On January 20, the Biden administration issued a memo directing the heads of executive departments and agencies across the federal government to “immediately withdraw” or delay action on any pending regulations not yet published in the Federal Register. The memo, among other things, directs departments and agencies to withdraw any new finalized rules that have not yet been published in the Federal Register in order to seek approval from a department or agency head appointed or designated by President Biden. Departments and agencies are also encouraged to “consider” 60-day postponements for published rules that have not taken effect yet to allow for 30-day public comment periods and to consider petitions for reconsideration. The memo, which does not specify which departments or agencies are covered, allows for exceptions in “emergency situations or other urgent circumstances relating to health, safety, environmental, financial, or national security matters, or otherwise.”
On January 20, Kathy Kraninger resigned from her position as CFPB director and newly sworn-in President Biden announced that Dave Uejio would serve as acting director until permanent leadership is confirmed by the U.S. Senate. President Biden officially nominated Rohit Chopra as the permanent director of the Bureau.
Uejio has been with the Bureau since 2012, and prior to his appointment as acting director, he has served as the Bureau’s Chief Strategy Officer since 2015. Chopra, who is currently a Democratic Commissioner of the FTC, previously served as the Bureau’s first student loan ombudsman and assistant director of the Office for Students before leaving the Bureau in 2015.
Kraninger’s resignation is a notable departure from the Bureau’s original structure, as outlined in Dodd-Frank, which called for a single director, appointed to a five-year term and only removable by the president for cause (i.e., for “inefficiency, neglect of duty, or malfeasance in office”). As previously covered by a Buckley Special Alert, in June 2020, the Supreme Court, in a plurality opinion in Seila Law LLC v. CFPB, held that the CFPB’s statutory structure violates the constitutional separation of powers by restricting the president’s ability to remove the director. The Court remedied the constitutional violation by severing the “for cause” removal language from the remainder of the statute. When Kraninger submitted her resignation on President Biden’s Inauguration Day, she stated it was in “support of the Constitutional prerogative of the President to appoint senior officials within the government who support the President’s policy priorities…”

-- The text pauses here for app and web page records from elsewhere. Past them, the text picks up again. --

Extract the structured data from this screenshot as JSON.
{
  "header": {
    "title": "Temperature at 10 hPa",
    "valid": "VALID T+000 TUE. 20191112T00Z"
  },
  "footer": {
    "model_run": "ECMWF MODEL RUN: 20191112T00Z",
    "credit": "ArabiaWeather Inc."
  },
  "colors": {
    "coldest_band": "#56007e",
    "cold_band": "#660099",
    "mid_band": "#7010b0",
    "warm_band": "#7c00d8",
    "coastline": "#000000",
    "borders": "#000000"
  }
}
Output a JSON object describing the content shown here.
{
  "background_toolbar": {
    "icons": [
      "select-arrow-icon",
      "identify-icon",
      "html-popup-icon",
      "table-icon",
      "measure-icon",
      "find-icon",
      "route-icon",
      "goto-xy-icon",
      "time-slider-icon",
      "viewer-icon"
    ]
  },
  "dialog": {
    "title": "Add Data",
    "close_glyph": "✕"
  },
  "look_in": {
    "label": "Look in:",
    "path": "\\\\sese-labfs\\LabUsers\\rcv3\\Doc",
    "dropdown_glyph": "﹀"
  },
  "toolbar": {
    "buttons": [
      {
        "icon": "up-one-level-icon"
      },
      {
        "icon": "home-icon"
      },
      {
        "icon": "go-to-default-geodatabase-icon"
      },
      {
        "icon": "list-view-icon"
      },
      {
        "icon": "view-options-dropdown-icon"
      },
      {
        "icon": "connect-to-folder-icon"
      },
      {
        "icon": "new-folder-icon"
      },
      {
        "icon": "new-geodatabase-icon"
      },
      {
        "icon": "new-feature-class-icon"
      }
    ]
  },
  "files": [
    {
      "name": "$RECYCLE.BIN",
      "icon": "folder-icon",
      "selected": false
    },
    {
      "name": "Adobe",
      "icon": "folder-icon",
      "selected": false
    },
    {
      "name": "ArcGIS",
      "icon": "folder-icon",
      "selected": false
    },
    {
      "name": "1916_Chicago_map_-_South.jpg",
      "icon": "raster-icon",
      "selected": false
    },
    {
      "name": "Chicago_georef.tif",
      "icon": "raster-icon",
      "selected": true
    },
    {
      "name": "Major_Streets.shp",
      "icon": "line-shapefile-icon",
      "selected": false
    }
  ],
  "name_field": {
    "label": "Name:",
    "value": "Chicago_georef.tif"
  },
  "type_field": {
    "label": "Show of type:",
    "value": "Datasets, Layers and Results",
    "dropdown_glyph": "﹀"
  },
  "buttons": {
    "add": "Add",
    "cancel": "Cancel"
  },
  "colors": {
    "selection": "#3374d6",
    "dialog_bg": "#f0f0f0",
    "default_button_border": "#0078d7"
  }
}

On January 15, the OCC announced a $3.5 million penalty against a national bank’s former general counsel for his role in the bank’s incentive compensation sales practices. As previously covered by InfoBytes, in January 2020, the OCC announced charges against the former general counsel and other executives, seeking a lifetime prohibition from participating in the banking industry, a personal cease and desist order, and/or civil money penalties. The January announcement included settlements with three of the executives, and the OCC settled with three others in September 2020 (covered by InfoBytes here).
In addition to the $3.5 million penalty, the consent order against the former general counsel includes a personal cease and desist, and a requirement to cooperate with the OCC in any investigation or proceeding related to the sales practices of the bank. The consent order does not prohibit the former general counsel from holding future executive positions within the industry.
- Daniel R. Alonso to discuss "How to become an AUSA" at the New York City Bar Association Minorities in the Courts Committee “How To” series
- Michelle L. Rogers and Kathryn L. Ryan to discuss “Fintech U.S. expansion” at the Tech Nation 3.0 cohort meeting
- Melissa Klimkiewicz to discuss "Flood insurance basics" at the NAFCU Virtual Regulatory Compliance School
- Jonice Gray Tucker to discuss "Compliance under Biden" at the WSJ Risk & Compliance Forum